WARECOD operates several projects to supply local communities with access to clean water, help rebuild elementary schools, and aid farmers in obtaining advanced farming technology to increase their income. Staff are also gathering data on the livelihoods of fishing women and their access to clean water. WARECOD plans to use the research findings to support future advocacy work, so that it can use concrete data in pressuring local governments to improve the living conditions for women and girls in the area. The findings will also be documented and distributed to local authorities and agencies, and presented at conferences.
A long-time Global Fund grantee, Groups of Women in Water & Agricultural Kochieng (GWAKO), works in Kochieng, western Kenya, to improve women’s health, protect girls’ right to education, and boost women’s economic status. The overwhelming majority of Kenyans don’t have access to clean water. Girls’ participation in education is severely restricted because they must spend hours fetching water for their families. Water-related diseases continue to be among the four top causes of death among women on the African continent.
GWAKO activities have resulted in wells in rural communities where women previously traveled for three to six hours to fetch water. The organization also conducts community education about hygiene and sanitation, improves farming methods for women, and installs washing facilities and latrines in schools. It has grown into a consortium of forty-one women’s groups in more than fourteen villages. GWAKO has also improved women’s access to food by training the women in modern farming methods that produce higher yields. Such changes are critical in a region where severe poverty increasingly forces girls into transactional sex to obtain food.
Also based in Kenya, Grassroots Organizations Operating Together in Sisterhood (GROOTS), builds demonstration plots to train women in improved agricultural practices. GROOTS works with women farming groups to provide training on sustainable agricultural practices, such as greenhouse use. More importantly, GROOTS created watchdog committees to safeguard women’s property and advocate for land tenure, housing, property, and inheritance rights of women and children.

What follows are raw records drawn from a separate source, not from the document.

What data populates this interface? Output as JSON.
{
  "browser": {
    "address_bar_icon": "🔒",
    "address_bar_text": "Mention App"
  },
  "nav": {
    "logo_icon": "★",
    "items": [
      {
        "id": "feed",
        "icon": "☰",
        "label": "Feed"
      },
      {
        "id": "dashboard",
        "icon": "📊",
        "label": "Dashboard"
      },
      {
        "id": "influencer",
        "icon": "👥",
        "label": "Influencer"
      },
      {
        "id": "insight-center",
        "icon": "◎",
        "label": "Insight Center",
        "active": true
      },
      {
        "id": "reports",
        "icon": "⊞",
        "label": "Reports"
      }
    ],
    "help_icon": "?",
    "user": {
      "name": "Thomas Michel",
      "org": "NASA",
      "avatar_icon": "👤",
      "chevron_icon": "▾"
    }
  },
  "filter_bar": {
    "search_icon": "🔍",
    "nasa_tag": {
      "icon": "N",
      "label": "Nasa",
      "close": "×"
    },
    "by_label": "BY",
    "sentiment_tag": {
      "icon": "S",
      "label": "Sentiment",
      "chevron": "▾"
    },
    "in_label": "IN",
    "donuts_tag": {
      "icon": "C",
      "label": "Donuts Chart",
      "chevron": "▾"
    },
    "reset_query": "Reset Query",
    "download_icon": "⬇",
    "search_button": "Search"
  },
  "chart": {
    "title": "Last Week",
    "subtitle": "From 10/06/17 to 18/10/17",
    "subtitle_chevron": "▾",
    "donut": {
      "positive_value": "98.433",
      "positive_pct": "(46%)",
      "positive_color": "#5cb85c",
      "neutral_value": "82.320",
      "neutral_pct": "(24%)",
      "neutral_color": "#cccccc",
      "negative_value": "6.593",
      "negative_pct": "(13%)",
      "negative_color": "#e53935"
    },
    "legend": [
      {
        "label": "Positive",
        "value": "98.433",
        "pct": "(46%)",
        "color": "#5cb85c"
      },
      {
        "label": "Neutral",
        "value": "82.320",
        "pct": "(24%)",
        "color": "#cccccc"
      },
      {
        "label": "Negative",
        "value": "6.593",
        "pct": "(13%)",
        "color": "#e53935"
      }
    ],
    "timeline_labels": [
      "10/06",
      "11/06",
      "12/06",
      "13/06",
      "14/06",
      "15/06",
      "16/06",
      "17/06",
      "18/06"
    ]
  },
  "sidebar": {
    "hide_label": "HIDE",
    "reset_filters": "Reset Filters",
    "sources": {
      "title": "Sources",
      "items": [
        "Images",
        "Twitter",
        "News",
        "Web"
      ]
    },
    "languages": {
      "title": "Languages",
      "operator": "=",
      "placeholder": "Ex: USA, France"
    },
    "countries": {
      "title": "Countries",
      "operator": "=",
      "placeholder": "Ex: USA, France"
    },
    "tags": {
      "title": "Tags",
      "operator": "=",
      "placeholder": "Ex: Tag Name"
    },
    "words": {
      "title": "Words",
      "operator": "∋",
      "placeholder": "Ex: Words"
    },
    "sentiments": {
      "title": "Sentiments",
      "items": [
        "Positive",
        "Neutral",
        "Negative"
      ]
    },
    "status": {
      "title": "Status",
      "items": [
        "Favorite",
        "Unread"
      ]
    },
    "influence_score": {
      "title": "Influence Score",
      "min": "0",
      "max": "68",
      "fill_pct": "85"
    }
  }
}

GROOTS facilitates direct participation of grassroots women in various national, regional, and global conferences, creating a platform for women most impacted by development policies to be heard by decision-makers. Its efforts have resulted in increased women’s representation as village elders, provincial administrators, members of local development funds, and in the management of educational institutions.
These examples seek to illustrate Global Fund’s approach to funding WASH — one that acknowledges the realities in which communities operate — and to creating systemic change in order to ensure long-lasting solutions to WASH issues. Using women’s rights, especially the right to water, as a lens to fund WASH programs is a sustainable way to build just, equitable, and peaceful societies.